How do you determine the number of salmon, trout, or steelhead a stream can support?
Cramer Fish Sciences uses an analytical tool developed by
Steve Cramer called the
Unit Characteristic Method, or UCM.
Using habitat measurements from standard
stream surveys, the UCM utilizes quantitative methods to determine
cause-and-effect relationships between habitat and fish production.
It's all virtual so you can change various habitat parameters and see
how fish populations are affected.
Stream habitat has delineable units — pools, riffles, or runs —
which are the building blocks that determine fish densities. Different fish require
different habitat, and the UCM can be used to analyze the habitat needs of steelhead
trout, rainbow trout, spring and fall Chinook salmon, bull trout, and even cutthroat trout.
By varying additional attributes of the stream, such as depth, cover, temperature,
turbidity, and even nutrient loading, the UCM can effectively provide answers and
guidance to those concerned with stream fish production.
The UCM is especially valuable when comparing the
benefit or impact to fish when stream features are altered or protected. Habitat
factors that impact fish production can be identified. Some specific examples of
how the UCM has helped PGE and Bonneville Power:
- The Deschutes River Basin was analyzed to determine the number of steelhead that could be supported if passage above the dams was restored.

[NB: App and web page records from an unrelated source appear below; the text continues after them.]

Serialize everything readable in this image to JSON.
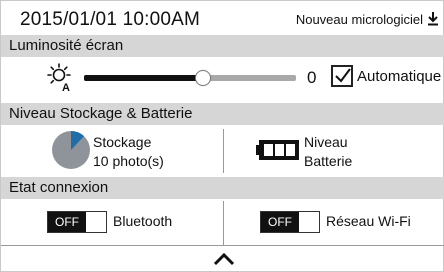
{
  "status": {
    "datetime": "2015/01/01  10:00AM",
    "firmware_label": "Nouveau micrologiciel",
    "firmware_icon": "download-icon"
  },
  "brightness": {
    "header": "Luminosité écran",
    "icon": "auto-brightness-icon",
    "slider_fraction": 0.56,
    "value": "0",
    "auto_checked": true,
    "auto_label": "Automatique"
  },
  "storage": {
    "header": "Niveau Stockage & Batterie",
    "pie_icon": "storage-pie-icon",
    "storage_used_fraction": 0.12,
    "storage_title": "Stockage",
    "storage_count": "10 photo(s)",
    "battery_icon": "battery-icon",
    "battery_level_bars": 3,
    "battery_line1": "Niveau",
    "battery_line2": "Batterie"
  },
  "connection": {
    "header": "Etat connexion",
    "bluetooth": {
      "toggle_text": "OFF",
      "label": "Bluetooth"
    },
    "wifi": {
      "toggle_text": "OFF",
      "label": "Réseau Wi-Fi"
    }
  },
  "footer": {
    "collapse_icon": "chevron-up-icon"
  },
  "colors": {
    "header_bg": "#d6d6d6",
    "accent_blue": "#1f6ea8",
    "pie_gray": "#8f949a",
    "track_gray": "#a9a9a9"
  }
}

- The Hood River Basin was analyzed to determine the number of wild steelhead and Chinook that hatchery supplementation should support.
- The Yakima River Basin was analyzed to determine if irrigation drainage channels can support salmonids.
The UCM has also been considered for urban land-use planning to design land use regulations
that would protect key fish habitat.
The UCM projects for PGE and Bonneville Power have utilized the following services:
- Assembly of stream habitat data from standard surveys and water quality monitoring
- Quantified relationships between salmonids and habitat features
The key outcomes of these projects has included:
- Estimation of fish carrying capacity by stream reach
- Distinction of stream suitability for different salmonids
- Quantitative estimates of benefits or impacts from stream alteration
Cramer Fish Sciences continues to modify and improve the UCM. Currently, we are
working with the Washington Department of Ecology to develop UCM as a tool for
estimating changes in salmonid carrying capacity due to flow alterations.